The Celerra NAS gateway uses the Clariion frame as its back-end.
Atac-Barrett said the new 2TB 5,400-rpm SATA drives also consume 60% less power than the previous 1TB 7,200-rpm SATA drives.
A Clariion array can support up to 480 drives, or 960TB of raw capacity. A previous Clariion model array would have taken up six data center floor tiles, while the new model takes up only three.
The higher density is achieved through a re-architecture of the frame, making it five inches deeper and so that two disk drive trays now fit front to back.
"It's a four-fold increase in what you can do in a single system's capacity, or a two-fold capacity increase in half the footprint," Atac-Barrett said.
A complete Clariion array, ready to run with standard 1TB SATA drives, starts at around $85,000.
Lucas Mearian covers storage, disaster recovery and business continuity, financial services infrastructure and health care IT for Computerworld . Follow Lucas on Twitter at @lucasmearian , send e-mail to firstname.lastname@example.org or subscribe to Lucas's RSS feed .

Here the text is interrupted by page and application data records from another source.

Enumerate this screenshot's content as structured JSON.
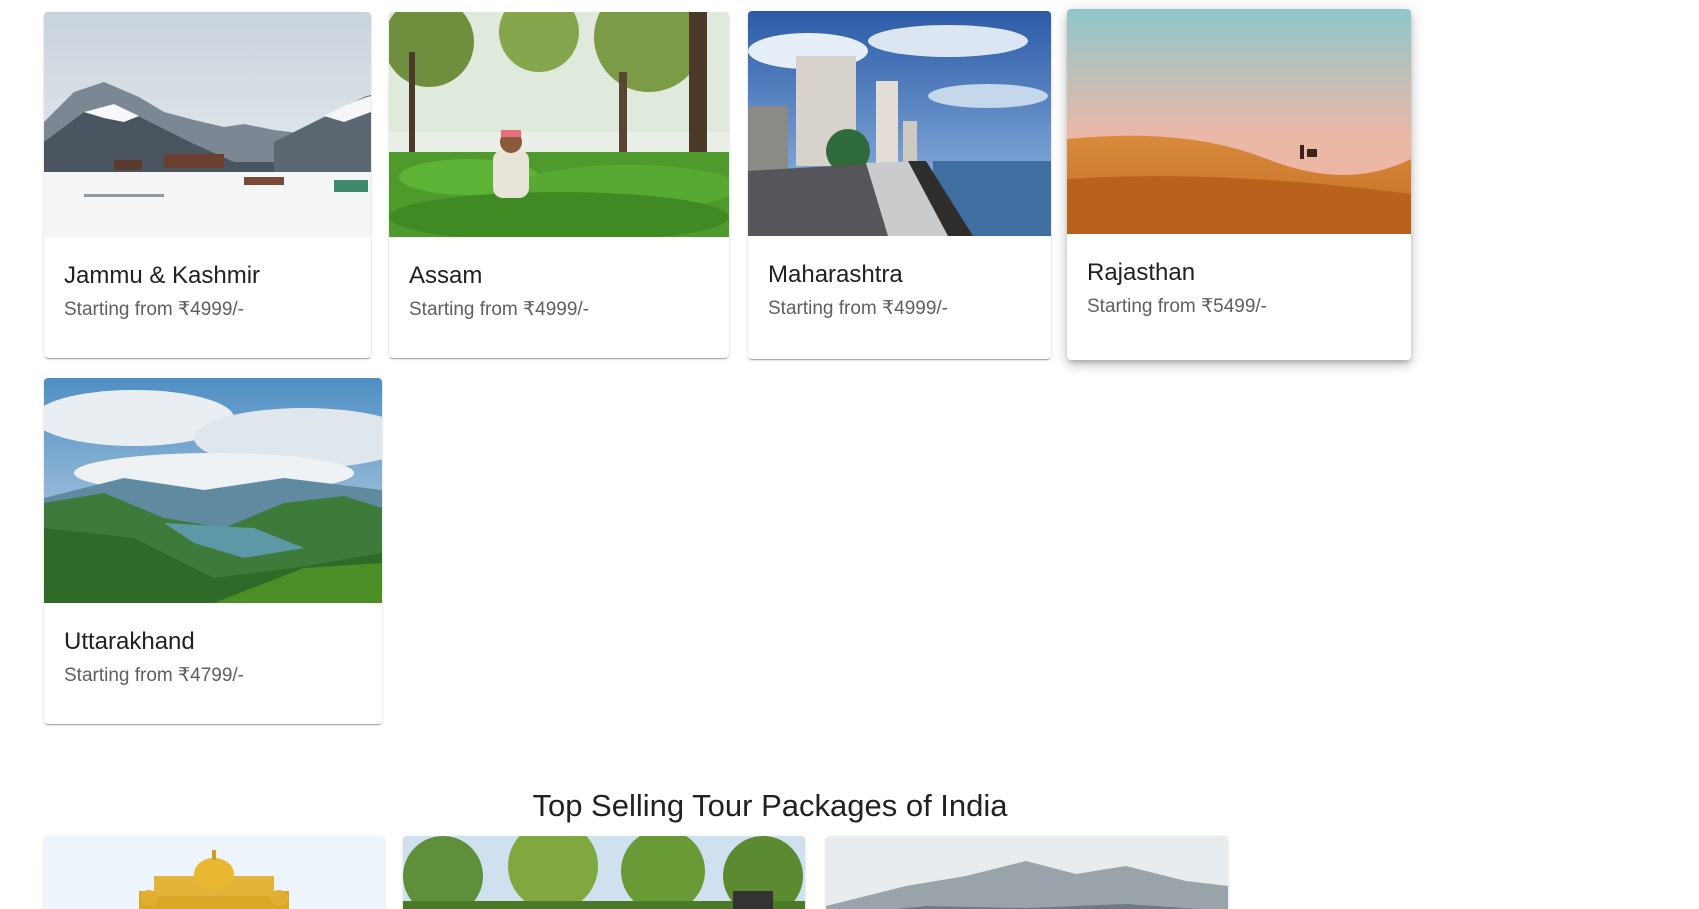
{
  "destinations": [
    {
      "name": "Jammu & Kashmir",
      "price": "Starting from ₹4999/-"
    },
    {
      "name": "Assam",
      "price": "Starting from ₹4999/-"
    },
    {
      "name": "Maharashtra",
      "price": "Starting from ₹4999/-"
    },
    {
      "name": "Rajasthan",
      "price": "Starting from ₹5499/-"
    },
    {
      "name": "Uttarakhand",
      "price": "Starting from ₹4799/-"
    }
  ],
  "top_selling": {
    "heading": "Top Selling Tour Packages of India"
  },
  "colors": {
    "card_background": "#ffffff",
    "title_text": "#212121",
    "price_text": "#5f5f5f"
  }
}
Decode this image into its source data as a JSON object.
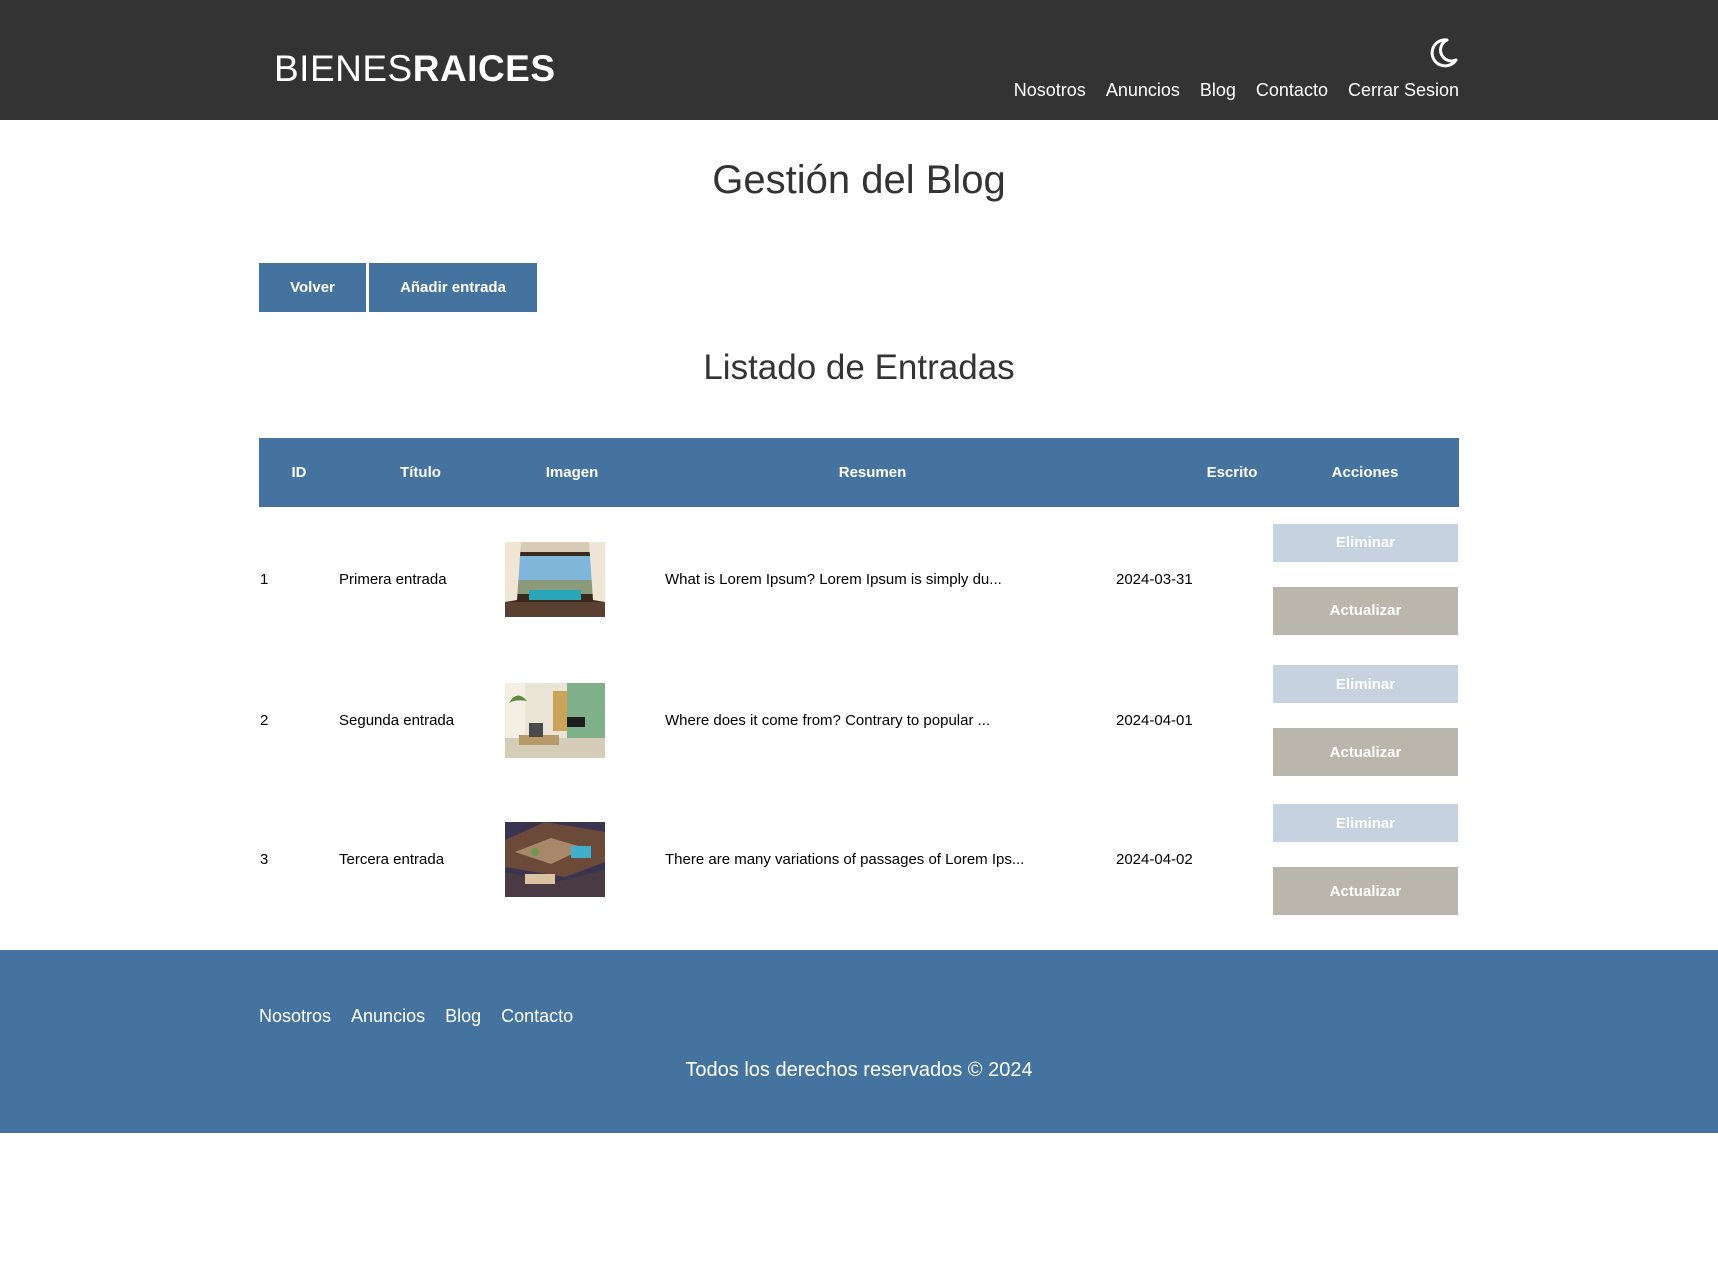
{
  "header": {
    "logo_light": "BIENES",
    "logo_bold": "RAICES",
    "dark_mode_icon": "moon-icon",
    "nav": [
      "Nosotros",
      "Anuncios",
      "Blog",
      "Contacto",
      "Cerrar Sesion"
    ]
  },
  "page": {
    "title": "Gestión del Blog",
    "back_button": "Volver",
    "add_button": "Añadir entrada",
    "list_title": "Listado de Entradas"
  },
  "table": {
    "headers": [
      "ID",
      "Título",
      "Imagen",
      "Resumen",
      "Escrito",
      "Acciones"
    ],
    "delete_label": "Eliminar",
    "update_label": "Actualizar",
    "rows": [
      {
        "id": "1",
        "title": "Primera entrada",
        "summary": "What is Lorem Ipsum? Lorem Ipsum is simply du...",
        "date": "2024-03-31"
      },
      {
        "id": "2",
        "title": "Segunda entrada",
        "summary": "Where does it come from? Contrary to popular ...",
        "date": "2024-04-01"
      },
      {
        "id": "3",
        "title": "Tercera entrada",
        "summary": "There are many variations of passages of Lorem Ips...",
        "date": "2024-04-02"
      }
    ]
  },
  "footer": {
    "nav": [
      "Nosotros",
      "Anuncios",
      "Blog",
      "Contacto"
    ],
    "copyright": "Todos los derechos reservados © 2024"
  },
  "colors": {
    "header_bg": "#333333",
    "primary_blue": "#4573a0",
    "delete_button": "#c6d2df",
    "update_button": "#bbb6ab"
  }
}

This story, "EMC doubles density of Clariion, Celerra storage systems" was originally published by Computerworld.